shown in figure 11-18, current flow causes lines of force
to circle the wire. It is thought that these lines of force
result from the movement of the electrons along the wire.
As they move, the electrons send out the lines of force.
When many electrons move, there are many lines of
force (the magnetic field is strong). Few electrons in
motion means a weak magnetic field or few lines of
b. Electron movement as the basis of magnetism in
bar and horseshoe magnets can be explained by
assuming that the atoms of iron are so lined up in the
magnets that the electrons are circling in the same
direction. With the electrons moving in the same
direction, their individual magnetic lines of force add to
produce the magnetic field.
c. The magnetic field produced by current flowing
in a single loop of wire is shown in figure 11-19. The
Figure 11-19. Electromagnetism in a Wire Loop.
magnetic lines of force circle the wire, but here they must
follow the curve of the wire. If two loops are made in the
between the adjacent loops, the magnetic lines are going
conductor, the lines of force will circle the two loops. In
in opposite directions. In such a case, because they are
of the same strength (from same amount of current
traveling in both loops), they cancel each other out. The
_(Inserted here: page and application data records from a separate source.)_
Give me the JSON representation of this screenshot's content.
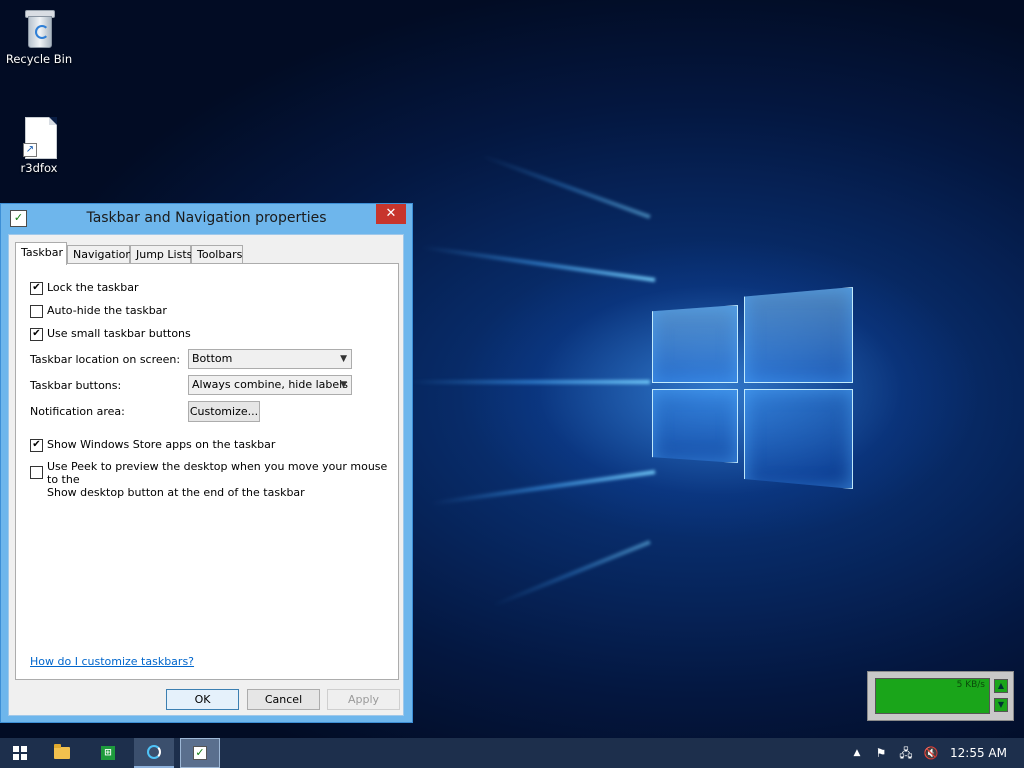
{
  "desktop": {
    "icons": [
      {
        "label": "Recycle Bin",
        "icon": "recycle-bin-icon"
      },
      {
        "label": "r3dfox",
        "icon": "file-shortcut-icon"
      }
    ]
  },
  "dialog": {
    "title": "Taskbar and Navigation properties",
    "close_glyph": "✕",
    "tabs": [
      {
        "label": "Taskbar",
        "active": true
      },
      {
        "label": "Navigation",
        "active": false
      },
      {
        "label": "Jump Lists",
        "active": false
      },
      {
        "label": "Toolbars",
        "active": false
      }
    ],
    "options": {
      "lock_taskbar": {
        "label": "Lock the taskbar",
        "checked": true,
        "mark": "✔"
      },
      "auto_hide": {
        "label": "Auto-hide the taskbar",
        "checked": false,
        "mark": ""
      },
      "small_buttons": {
        "label": "Use small taskbar buttons",
        "checked": true,
        "mark": "✔"
      },
      "store_apps": {
        "label": "Show Windows Store apps on the taskbar",
        "checked": true,
        "mark": "✔"
      },
      "peek": {
        "label_line1": "Use Peek to preview the desktop when you move your mouse to the",
        "label_line2": "Show desktop button at the end of the taskbar",
        "checked": false,
        "mark": ""
      }
    },
    "location": {
      "label": "Taskbar location on screen:",
      "value": "Bottom"
    },
    "buttons_setting": {
      "label": "Taskbar buttons:",
      "value": "Always combine, hide labels"
    },
    "notification": {
      "label": "Notification area:",
      "button": "Customize..."
    },
    "help_link": "How do I customize taskbars?",
    "ok": "OK",
    "cancel": "Cancel",
    "apply": "Apply"
  },
  "widget": {
    "value": "5 KB/s"
  },
  "taskbar": {
    "items": [
      "start-button",
      "file-explorer",
      "store",
      "app-circle",
      "taskbar-properties"
    ],
    "tray_overflow": "▲",
    "clock": "12:55 AM"
  },
  "colors": {
    "titlebar": "#6eb6ec",
    "close": "#c7352c",
    "taskbar": "#1d2f4c",
    "link": "#0066cc"
  }
}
lines of force, therefore, circle the two loops almost as
though they were a single loop. However, the magnetic
field will be twice as strong because the lines of force of
the two loops combine.
d. When many loops of wire are formed into a coil
as shown in figure 11-20, the lines of force of all loops
combine into a pattern that resembles greatly the
magnetic field surrounding a bar magnet. A coil of this
type is known as an electromagnet or a solenoid.
However, electromagnets can be in many shapes. The
field coils of generators and starters, the primary winding
in an ignition coil, the coils in electric gages, even the
windings in a starter armature, can be considered to be
electromagnets. All of these produce magnetism by
electrical means, as discussed in paragraph 11-15.
e. The north pole of an electromagnet can be
determined, if the direction of current flow (from negative
to positive) is known, by use of the left- handed rule (fig.
11-21). The left hand is held around the coil with the
fingers pointing in the direction of current flow. The
thumb will point to the north pole of the electromagnet.
This rule is based on current, or electron, flow from
negative to positive
Figure 11-18. Electromagnetism.